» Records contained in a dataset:
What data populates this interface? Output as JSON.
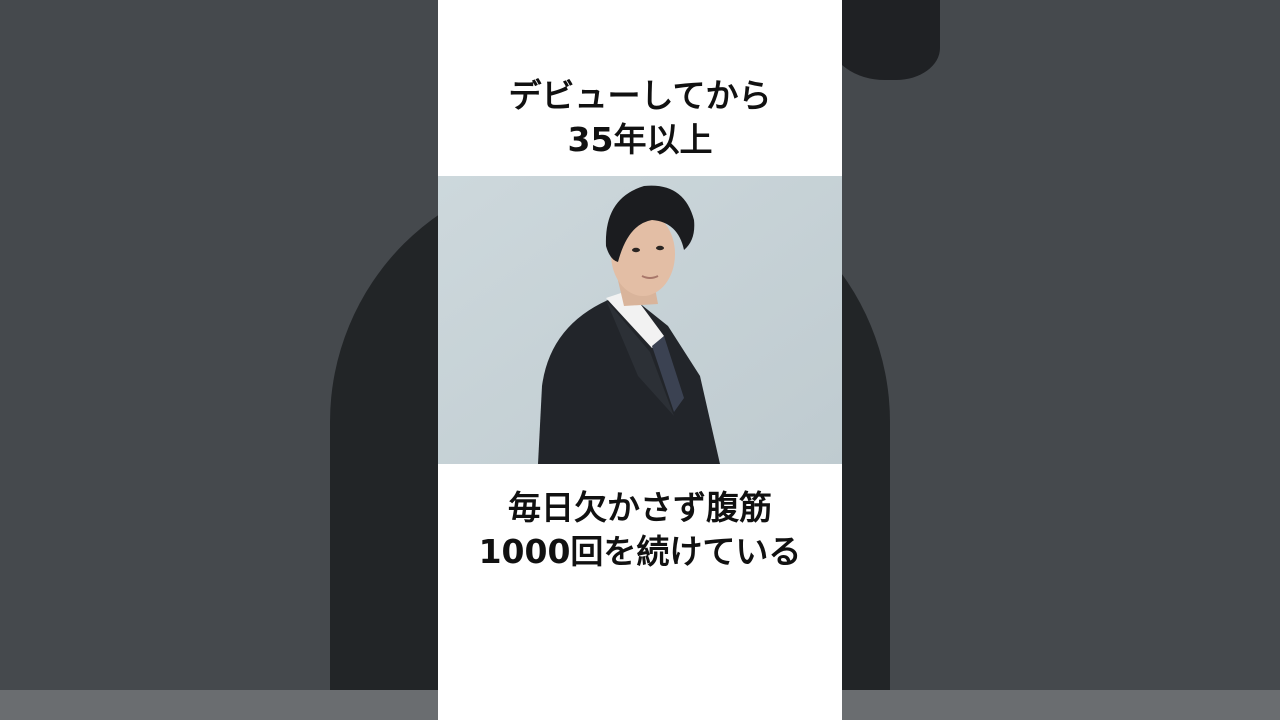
{
  "caption_top": {
    "line1": "デビューしてから",
    "line2": "35年以上"
  },
  "caption_bottom": {
    "line1": "毎日欠かさず腹筋",
    "line2": "1000回を続けている"
  },
  "colors": {
    "background": "#3a3d41",
    "card": "#ffffff",
    "text": "#111111",
    "photo_backdrop": "#c7d3d8"
  }
}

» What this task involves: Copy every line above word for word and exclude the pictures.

» Problem solution:
What data populates this interface? Output as JSON.
{
  "caption_top": {
    "line1": "デビューしてから",
    "line2": "35年以上"
  },
  "caption_bottom": {
    "line1": "毎日欠かさず腹筋",
    "line2": "1000回を続けている"
  },
  "colors": {
    "background": "#3a3d41",
    "card": "#ffffff",
    "text": "#111111",
    "photo_backdrop": "#c7d3d8"
  }
}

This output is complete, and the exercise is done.